- Supplied information -
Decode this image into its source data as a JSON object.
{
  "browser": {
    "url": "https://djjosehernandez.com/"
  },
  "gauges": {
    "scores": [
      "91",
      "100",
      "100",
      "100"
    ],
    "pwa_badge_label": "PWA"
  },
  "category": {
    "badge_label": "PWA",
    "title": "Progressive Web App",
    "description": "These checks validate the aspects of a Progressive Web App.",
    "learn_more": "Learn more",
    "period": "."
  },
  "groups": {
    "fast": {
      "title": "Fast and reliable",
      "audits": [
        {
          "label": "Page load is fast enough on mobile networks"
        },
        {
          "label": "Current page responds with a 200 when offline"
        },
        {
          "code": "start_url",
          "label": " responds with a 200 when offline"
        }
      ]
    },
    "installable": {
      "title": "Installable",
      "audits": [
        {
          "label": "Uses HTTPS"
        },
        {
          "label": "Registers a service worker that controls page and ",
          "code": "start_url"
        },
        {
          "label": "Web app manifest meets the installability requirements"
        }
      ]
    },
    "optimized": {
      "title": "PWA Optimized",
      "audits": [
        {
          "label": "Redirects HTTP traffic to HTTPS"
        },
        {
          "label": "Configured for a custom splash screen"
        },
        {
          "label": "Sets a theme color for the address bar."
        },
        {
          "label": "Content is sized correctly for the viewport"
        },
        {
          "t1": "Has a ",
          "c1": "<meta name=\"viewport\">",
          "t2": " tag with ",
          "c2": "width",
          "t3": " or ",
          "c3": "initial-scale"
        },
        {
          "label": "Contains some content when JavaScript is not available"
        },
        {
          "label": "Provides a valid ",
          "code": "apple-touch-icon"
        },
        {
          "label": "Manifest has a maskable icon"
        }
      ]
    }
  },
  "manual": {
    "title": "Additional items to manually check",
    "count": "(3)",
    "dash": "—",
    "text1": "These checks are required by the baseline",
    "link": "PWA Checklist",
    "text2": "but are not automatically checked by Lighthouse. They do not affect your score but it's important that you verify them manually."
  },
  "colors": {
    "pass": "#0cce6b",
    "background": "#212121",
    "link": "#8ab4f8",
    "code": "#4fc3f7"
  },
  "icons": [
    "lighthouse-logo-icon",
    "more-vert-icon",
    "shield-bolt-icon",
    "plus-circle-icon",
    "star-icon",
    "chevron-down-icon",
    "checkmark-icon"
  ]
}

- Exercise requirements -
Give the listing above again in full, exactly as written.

- Exercise response -
Decode this image into its source data as a JSON object.
{
  "browser": {
    "url": "https://djjosehernandez.com/"
  },
  "gauges": {
    "scores": [
      "91",
      "100",
      "100",
      "100"
    ],
    "pwa_badge_label": "PWA"
  },
  "category": {
    "badge_label": "PWA",
    "title": "Progressive Web App",
    "description": "These checks validate the aspects of a Progressive Web App.",
    "learn_more": "Learn more",
    "period": "."
  },
  "groups": {
    "fast": {
      "title": "Fast and reliable",
      "audits": [
        {
          "label": "Page load is fast enough on mobile networks"
        },
        {
          "label": "Current page responds with a 200 when offline"
        },
        {
          "code": "start_url",
          "label": " responds with a 200 when offline"
        }
      ]
    },
    "installable": {
      "title": "Installable",
      "audits": [
        {
          "label": "Uses HTTPS"
        },
        {
          "label": "Registers a service worker that controls page and ",
          "code": "start_url"
        },
        {
          "label": "Web app manifest meets the installability requirements"
        }
      ]
    },
    "optimized": {
      "title": "PWA Optimized",
      "audits": [
        {
          "label": "Redirects HTTP traffic to HTTPS"
        },
        {
          "label": "Configured for a custom splash screen"
        },
        {
          "label": "Sets a theme color for the address bar."
        },
        {
          "label": "Content is sized correctly for the viewport"
        },
        {
          "t1": "Has a ",
          "c1": "<meta name=\"viewport\">",
          "t2": " tag with ",
          "c2": "width",
          "t3": " or ",
          "c3": "initial-scale"
        },
        {
          "label": "Contains some content when JavaScript is not available"
        },
        {
          "label": "Provides a valid ",
          "code": "apple-touch-icon"
        },
        {
          "label": "Manifest has a maskable icon"
        }
      ]
    }
  },
  "manual": {
    "title": "Additional items to manually check",
    "count": "(3)",
    "dash": "—",
    "text1": "These checks are required by the baseline",
    "link": "PWA Checklist",
    "text2": "but are not automatically checked by Lighthouse. They do not affect your score but it's important that you verify them manually."
  },
  "colors": {
    "pass": "#0cce6b",
    "background": "#212121",
    "link": "#8ab4f8",
    "code": "#4fc3f7"
  },
  "icons": [
    "lighthouse-logo-icon",
    "more-vert-icon",
    "shield-bolt-icon",
    "plus-circle-icon",
    "star-icon",
    "chevron-down-icon",
    "checkmark-icon"
  ]
}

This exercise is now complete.